The district court applied the Restatement (Second) of Conflict of Laws' "most significant contacts" approach in determining that both Missouri and Ohio law applied to this case. We note, however, that the Missouri Supreme Court expressly rejected the Restatement's "most significant contacts" approach and retained a lex loci contractus (law of the place where the contract was made) analysis in Miller v. Home Ins. Co., 605 S.W.2d 778, 780 (Mo. banc 1980). Nonetheless, confusion exists as to whether Miller still controls Missouri choice of law rules regarding insurance contracts. Compare Nash by Nash v. Kriv Aja Beechbrook Corp., 866 F.2d 1053, 1056 (8th Cir. 1989) (acknowledging that the Miller court declined to adopt the "most significant contacts" test) and England v. John Alden Life Ins. Co., 846 F. Supp 798, 802-03 (W.D. Mo. 1994) (holding that Missouri applies the law of the state wherein the contract was entered), with Baxter Intern., Inc. v. Morris, 976 F.2d 1189, 1195 (8th Cir. 1992) (stating without Discussion that Missouri applies the Restatement (Second)'s choice of law provisions), and Buck v. American States Life Ins. Co., 723 F. Supp. 155, 158-59 (E.D. Mo. 1989) (finding that Missouri courts apply the Restatement's "most significant contacts" approach). However, as our Disposition of this case does not require that we determine which line of cases is correct regarding Missouri choice of law rules, we leave that decision for another day.

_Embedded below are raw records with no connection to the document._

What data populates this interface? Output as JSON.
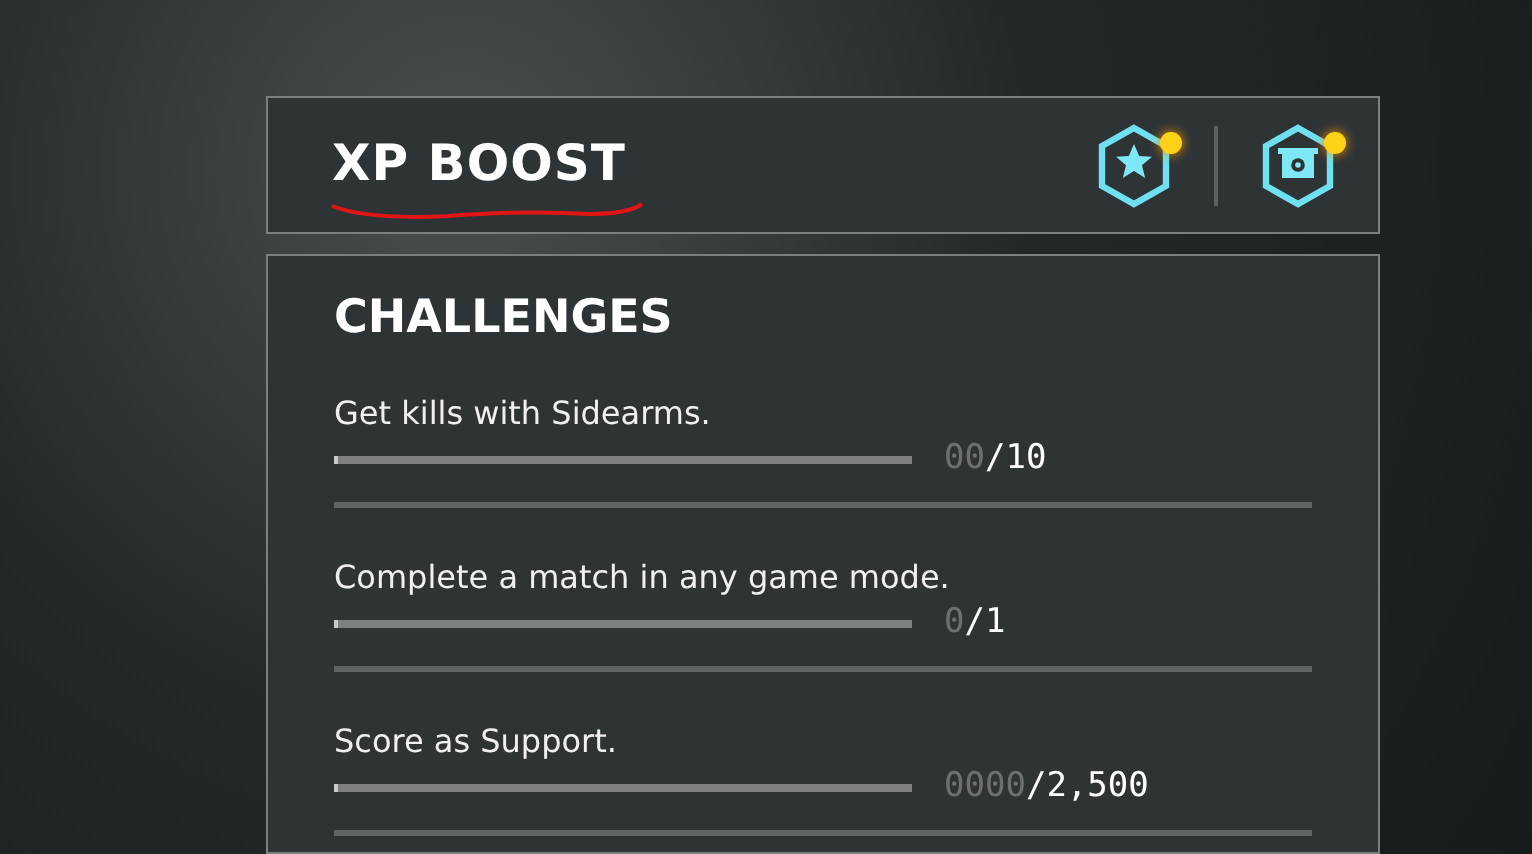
{
  "header": {
    "title": "XP BOOST",
    "title_underlined": true,
    "badges": [
      {
        "kind": "star",
        "notification": true
      },
      {
        "kind": "gear",
        "notification": true
      }
    ]
  },
  "challenges": {
    "title": "CHALLENGES",
    "items": [
      {
        "label": "Get kills with Sidearms.",
        "level": 0,
        "current": "00",
        "target": "/10"
      },
      {
        "label": "Complete a match in any game mode.",
        "level": 0,
        "current": "0",
        "target": "/1"
      },
      {
        "label": "Score as Support.",
        "level": 0,
        "current": "0000",
        "target": "/2,500"
      }
    ]
  }
}
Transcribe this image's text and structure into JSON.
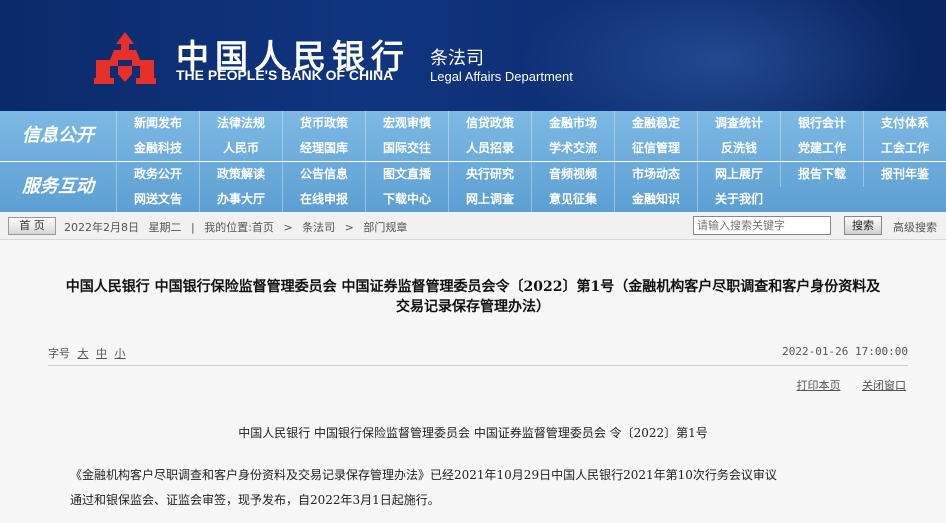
{
  "header": {
    "bank_name_cn": "中国人民银行",
    "bank_name_en": "THE PEOPLE'S BANK OF CHINA",
    "dept_cn": "条法司",
    "dept_en": "Legal Affairs Department",
    "logo_icon": "pboc-logo-icon",
    "colors": {
      "banner": "#0b2a6b",
      "logo": "#e8302a",
      "nav": "#6aa9da"
    }
  },
  "nav": {
    "info": {
      "title": "信息公开",
      "row1": [
        "新闻发布",
        "法律法规",
        "货币政策",
        "宏观审慎",
        "信贷政策",
        "金融市场",
        "金融稳定",
        "调查统计",
        "银行会计",
        "支付体系"
      ],
      "row2": [
        "金融科技",
        "人民币",
        "经理国库",
        "国际交往",
        "人员招录",
        "学术交流",
        "征信管理",
        "反洗钱",
        "党建工作",
        "工会工作"
      ]
    },
    "service": {
      "title": "服务互动",
      "row1": [
        "政务公开",
        "政策解读",
        "公告信息",
        "图文直播",
        "央行研究",
        "音频视频",
        "市场动态",
        "网上展厅",
        "报告下载",
        "报刊年鉴"
      ],
      "row2": [
        "网送文告",
        "办事大厅",
        "在线申报",
        "下载中心",
        "网上调查",
        "意见征集",
        "金融知识",
        "关于我们"
      ]
    }
  },
  "crumbbar": {
    "home_label": "首 页",
    "date": "2022年2月8日",
    "weekday": "星期二",
    "sep": "|",
    "location_label": "我的位置:首页",
    "arrow": ">",
    "crumb1": "条法司",
    "crumb2": "部门规章",
    "search_placeholder": "请输入搜索关键字",
    "search_label": "搜索",
    "adv_search_label": "高级搜索"
  },
  "article": {
    "title_line1": "中国人民银行  中国银行保险监督管理委员会  中国证券监督管理委员会令〔2022〕第1号（金融机构客户尽职调查和客户身份资料及",
    "title_line2": "交易记录保存管理办法）",
    "fontsize_label": "字号",
    "fontsize_large": "大",
    "fontsize_medium": "中",
    "fontsize_small": "小",
    "pub_date": "2022-01-26 17:00:00",
    "print_label": "打印本页",
    "close_label": "关闭窗口",
    "order_line": "中国人民银行  中国银行保险监督管理委员会  中国证券监督管理委员会    令〔2022〕第1号",
    "para_line1": "《金融机构客户尽职调查和客户身份资料及交易记录保存管理办法》已经2021年10月29日中国人民银行2021年第10次行务会议审议",
    "para_line2": "通过和银保监会、证监会审签，现予发布，自2022年3月1日起施行。"
  }
}
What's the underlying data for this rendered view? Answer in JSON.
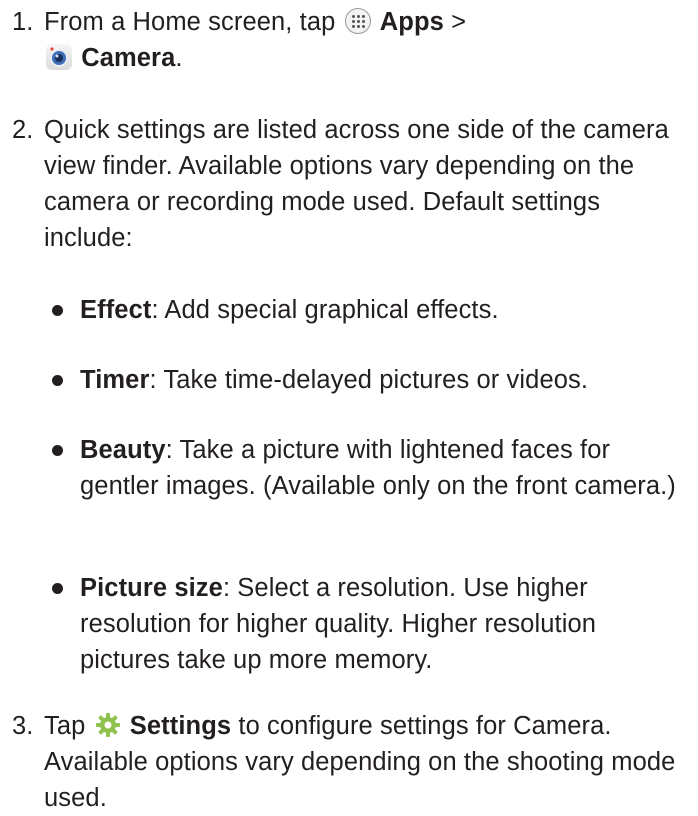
{
  "steps": [
    {
      "number": "1.",
      "line1_text": "From a Home screen, tap",
      "apps_label": "Apps",
      "gt": " >",
      "camera_label": "Camera",
      "period": "."
    },
    {
      "number": "2.",
      "text": "Quick settings are listed across one side of the camera view finder. Available options vary depending on the camera or recording mode used. Default settings include:",
      "bullets": [
        {
          "term": "Effect",
          "desc": ": Add special graphical effects."
        },
        {
          "term": "Timer",
          "desc": ": Take time-delayed pictures or videos."
        },
        {
          "term": "Beauty",
          "desc": ": Take a picture with lightened faces for gentler images. (Available only on the front camera.)"
        },
        {
          "term": "Picture size",
          "desc": ": Select a resolution. Use higher resolution for higher quality. Higher resolution pictures take up more memory."
        }
      ]
    },
    {
      "number": "3.",
      "tap": "Tap",
      "settings_label": "Settings",
      "rest": " to configure settings for Camera. Available options vary depending on the shooting mode used."
    }
  ],
  "icons": {
    "apps": "apps-icon",
    "camera": "camera-icon",
    "settings": "gear-icon"
  }
}
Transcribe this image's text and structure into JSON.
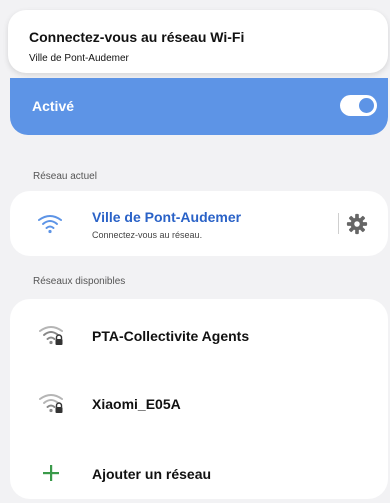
{
  "notification": {
    "title": "Connectez-vous au réseau Wi-Fi",
    "subtitle": "Ville de Pont-Audemer"
  },
  "wifi_toggle": {
    "label": "Activé",
    "enabled": true,
    "accent_color": "#5d94e6"
  },
  "current_network": {
    "section_title": "Réseau actuel",
    "ssid": "Ville de Pont-Audemer",
    "status": "Connectez-vous au réseau.",
    "icon": "wifi-icon",
    "settings_icon": "gear-icon",
    "ssid_color": "#2a62c7"
  },
  "available_networks": {
    "section_title": "Réseaux disponibles",
    "items": [
      {
        "ssid": "PTA-Collectivite Agents",
        "icon": "wifi-lock-icon"
      },
      {
        "ssid": "Xiaomi_E05A",
        "icon": "wifi-lock-icon"
      }
    ],
    "add_label": "Ajouter un réseau",
    "add_icon": "plus-icon",
    "add_color": "#3a9a4a"
  }
}
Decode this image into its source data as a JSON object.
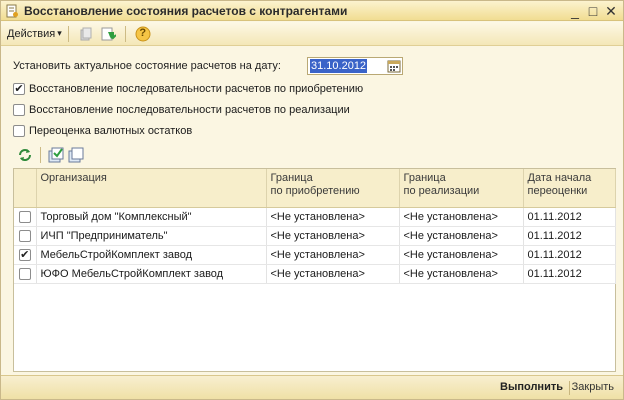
{
  "window": {
    "title": "Восстановление состояния расчетов с контрагентами",
    "minimize": "_",
    "maximize": "□",
    "close": "✕"
  },
  "toolbar": {
    "actions_label": "Действия",
    "actions_arrow": "▾",
    "help_glyph": "?"
  },
  "form": {
    "date_label": "Установить актуальное состояние расчетов на дату:",
    "date_value": "31.10.2012",
    "options": [
      {
        "label": "Восстановление последовательности расчетов по приобретению",
        "checked": true
      },
      {
        "label": "Восстановление последовательности расчетов по реализации",
        "checked": false
      },
      {
        "label": "Переоценка валютных остатков",
        "checked": false
      }
    ]
  },
  "table": {
    "headers": {
      "org": "Организация",
      "purchase_line1": "Граница",
      "purchase_line2": "по приобретению",
      "sale_line1": "Граница",
      "sale_line2": "по реализации",
      "date_line1": "Дата начала",
      "date_line2": "переоценки"
    },
    "rows": [
      {
        "checked": false,
        "org": "Торговый дом \"Комплексный\"",
        "purchase": "<Не установлена>",
        "sale": "<Не установлена>",
        "date": "01.11.2012"
      },
      {
        "checked": false,
        "org": "ИЧП \"Предприниматель\"",
        "purchase": "<Не установлена>",
        "sale": "<Не установлена>",
        "date": "01.11.2012"
      },
      {
        "checked": true,
        "org": "МебельСтройКомплект завод",
        "purchase": "<Не установлена>",
        "sale": "<Не установлена>",
        "date": "01.11.2012"
      },
      {
        "checked": false,
        "org": "ЮФО МебельСтройКомплект завод",
        "purchase": "<Не установлена>",
        "sale": "<Не установлена>",
        "date": "01.11.2012"
      }
    ]
  },
  "footer": {
    "run_label": "Выполнить",
    "close_label": "Закрыть"
  },
  "colors": {
    "window_bg": "#fbf6e2",
    "title_bg": "#f1dd92",
    "selection": "#3a63c8"
  }
}
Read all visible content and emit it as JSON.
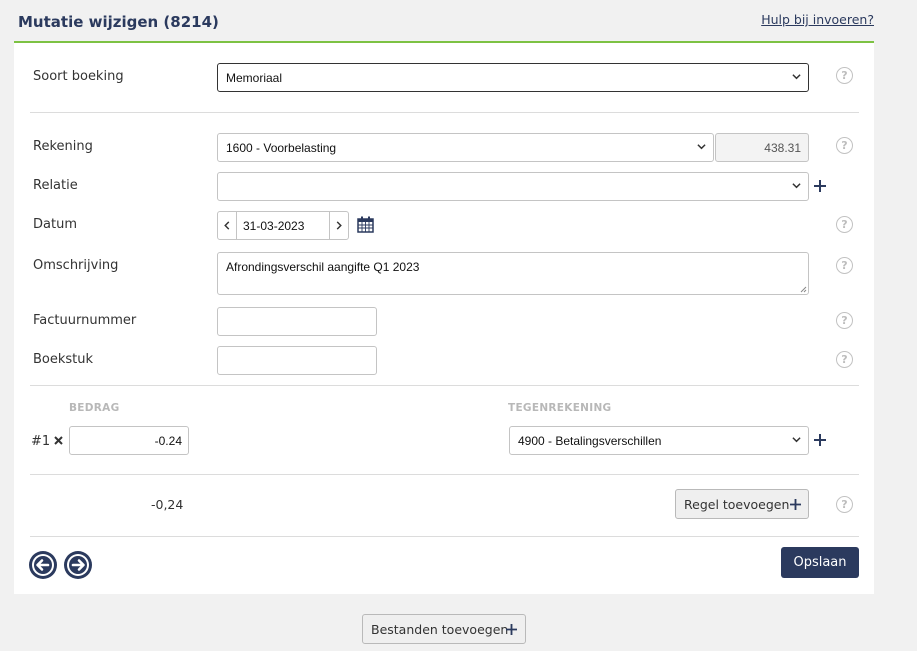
{
  "header": {
    "title": "Mutatie wijzigen (8214)",
    "help_link": "Hulp bij invoeren?"
  },
  "form": {
    "soort_boeking": {
      "label": "Soort boeking",
      "value": "Memoriaal"
    },
    "rekening": {
      "label": "Rekening",
      "value": "1600 - Voorbelasting",
      "balance": "438.31"
    },
    "relatie": {
      "label": "Relatie",
      "value": ""
    },
    "datum": {
      "label": "Datum",
      "value": "31-03-2023"
    },
    "omschrijving": {
      "label": "Omschrijving",
      "value": "Afrondingsverschil aangifte Q1 2023"
    },
    "factuurnummer": {
      "label": "Factuurnummer",
      "value": ""
    },
    "boekstuk": {
      "label": "Boekstuk",
      "value": ""
    }
  },
  "lines": {
    "col_bedrag": "BEDRAG",
    "col_tegenrekening": "TEGENREKENING",
    "rows": [
      {
        "num": "#1",
        "amount": "-0.24",
        "account": "4900 - Betalingsverschillen"
      }
    ],
    "total": "-0,24",
    "add_row_label": "Regel toevoegen"
  },
  "actions": {
    "save_label": "Opslaan",
    "add_files_label": "Bestanden toevoegen"
  },
  "colors": {
    "primary": "#2b3a5e",
    "accent_green": "#7dc243",
    "help_icon": "#c2c2c2"
  }
}
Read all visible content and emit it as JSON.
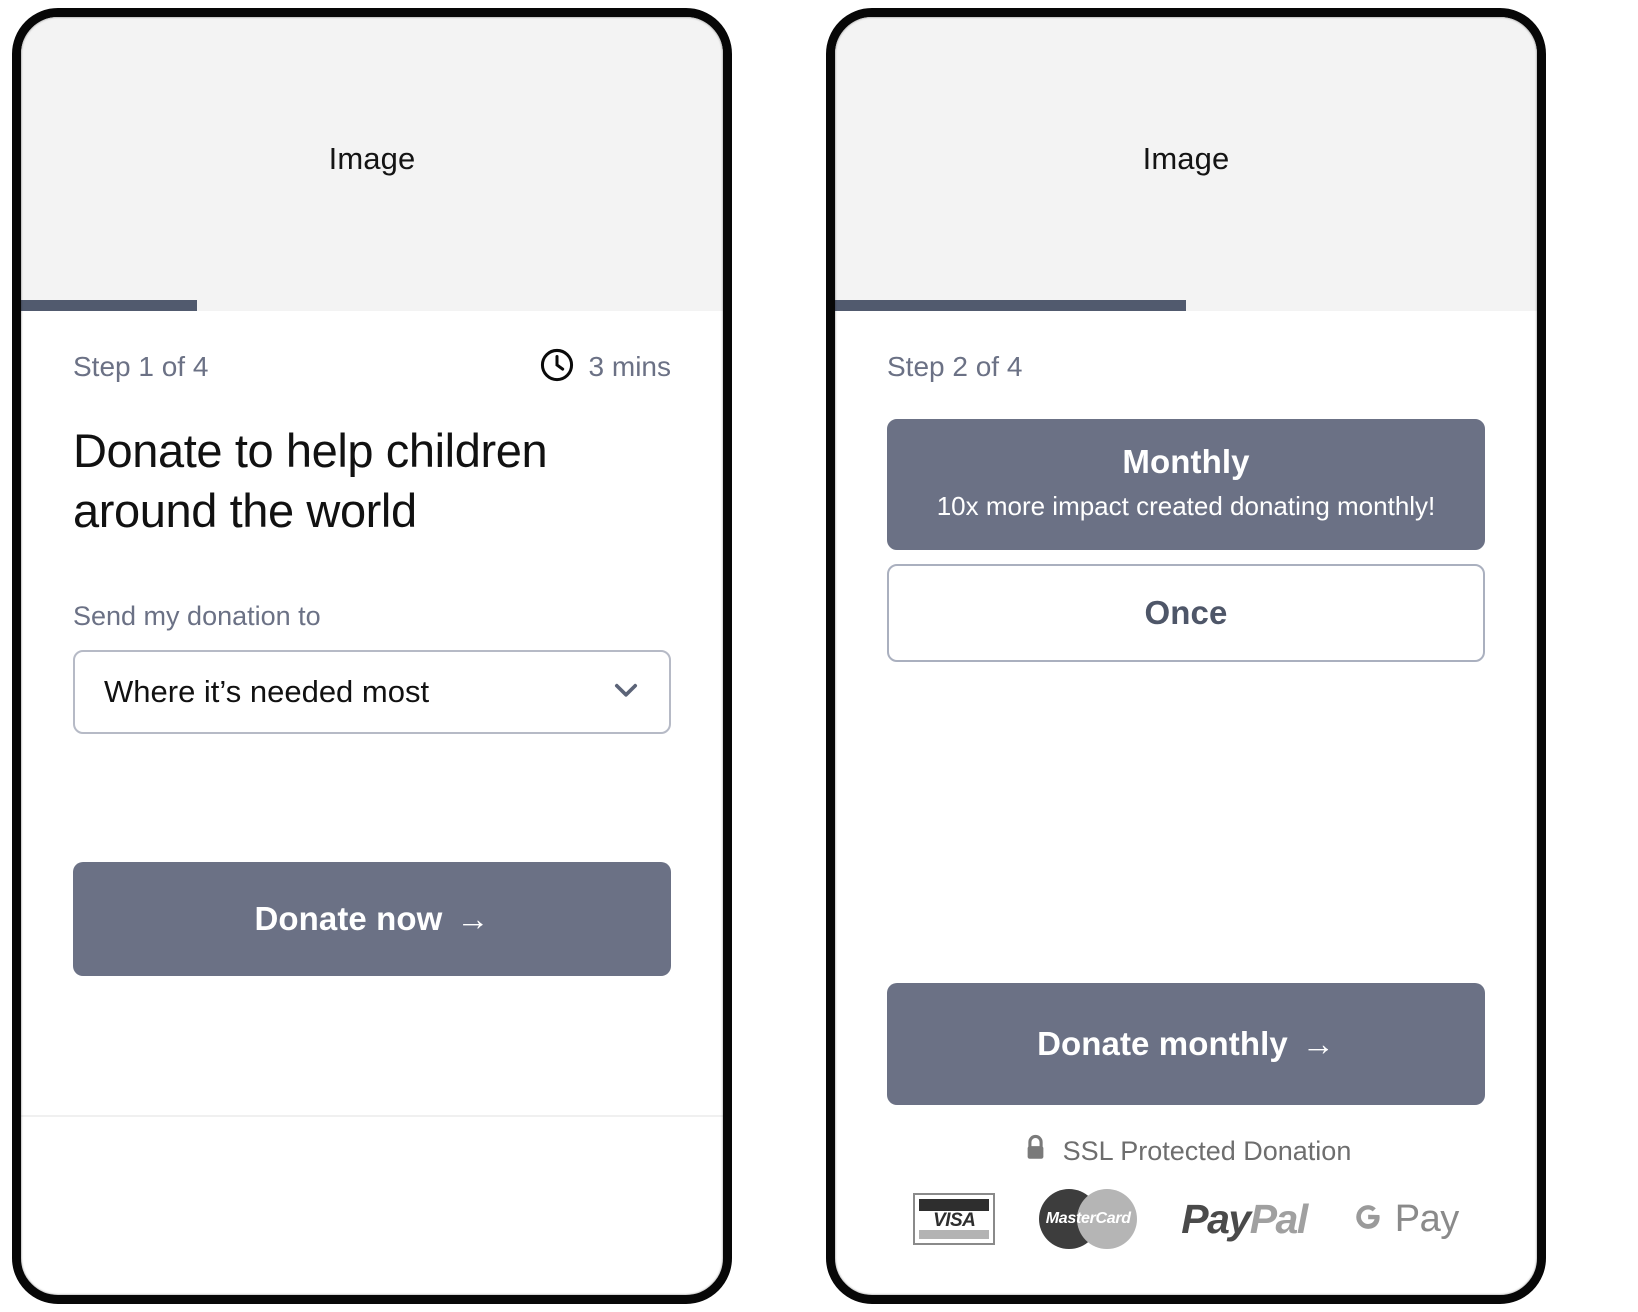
{
  "theme": {
    "accent": "#6b7185",
    "progress_fill": "#515a6e",
    "image_placeholder_bg": "#f3f3f3",
    "muted_text": "#6b7185",
    "border": "#b6bac6"
  },
  "screens": [
    {
      "id": "step-1",
      "image_placeholder": "Image",
      "progress_percent": 25,
      "step_label": "Step 1 of 4",
      "time_estimate": "3 mins",
      "clock_icon": "clock-icon",
      "headline": "Donate to help children around the world",
      "field": {
        "label": "Send my donation to",
        "value": "Where it’s needed most",
        "chevron_icon": "chevron-down-icon"
      },
      "cta": {
        "label": "Donate now",
        "arrow": "→"
      }
    },
    {
      "id": "step-2",
      "image_placeholder": "Image",
      "progress_percent": 50,
      "step_label": "Step 2 of 4",
      "frequency_options": [
        {
          "title": "Monthly",
          "subtitle": "10x more impact created donating monthly!",
          "selected": true
        },
        {
          "title": "Once",
          "subtitle": "",
          "selected": false
        }
      ],
      "cta": {
        "label": "Donate monthly",
        "arrow": "→"
      },
      "trust": {
        "lock_icon": "lock-icon",
        "ssl_text": "SSL Protected Donation",
        "payment_methods": [
          {
            "name": "visa-logo",
            "label": "VISA"
          },
          {
            "name": "mastercard-logo",
            "label": "MasterCard"
          },
          {
            "name": "paypal-logo",
            "label_part1": "Pay",
            "label_part2": "Pal"
          },
          {
            "name": "gpay-logo",
            "label": "Pay"
          }
        ]
      }
    }
  ]
}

We emphasize the importance to our Disposition of this case the fact that McDaniel at no point claimed her decedent was a "Covered Person" as that term is defined in the policy. Had McDaniel made such a claim she would certainly be entitled, indeed required, to put forth evidence to support the claim.


As the MedLife policy was administered by CEC Designs, we find no merit in McDaniel's contention that MedLife's issuance of a certificate of insurance which included her decedent as a "Covered Person," somehow estops MedLife from denying the decedent's eligibility. MedLife was relying on the representations made by CEC Designs regarding decedent's eligibility. Thus, the fact that a certificate of insurance was issued in decedent's name does not affect our decision in this case.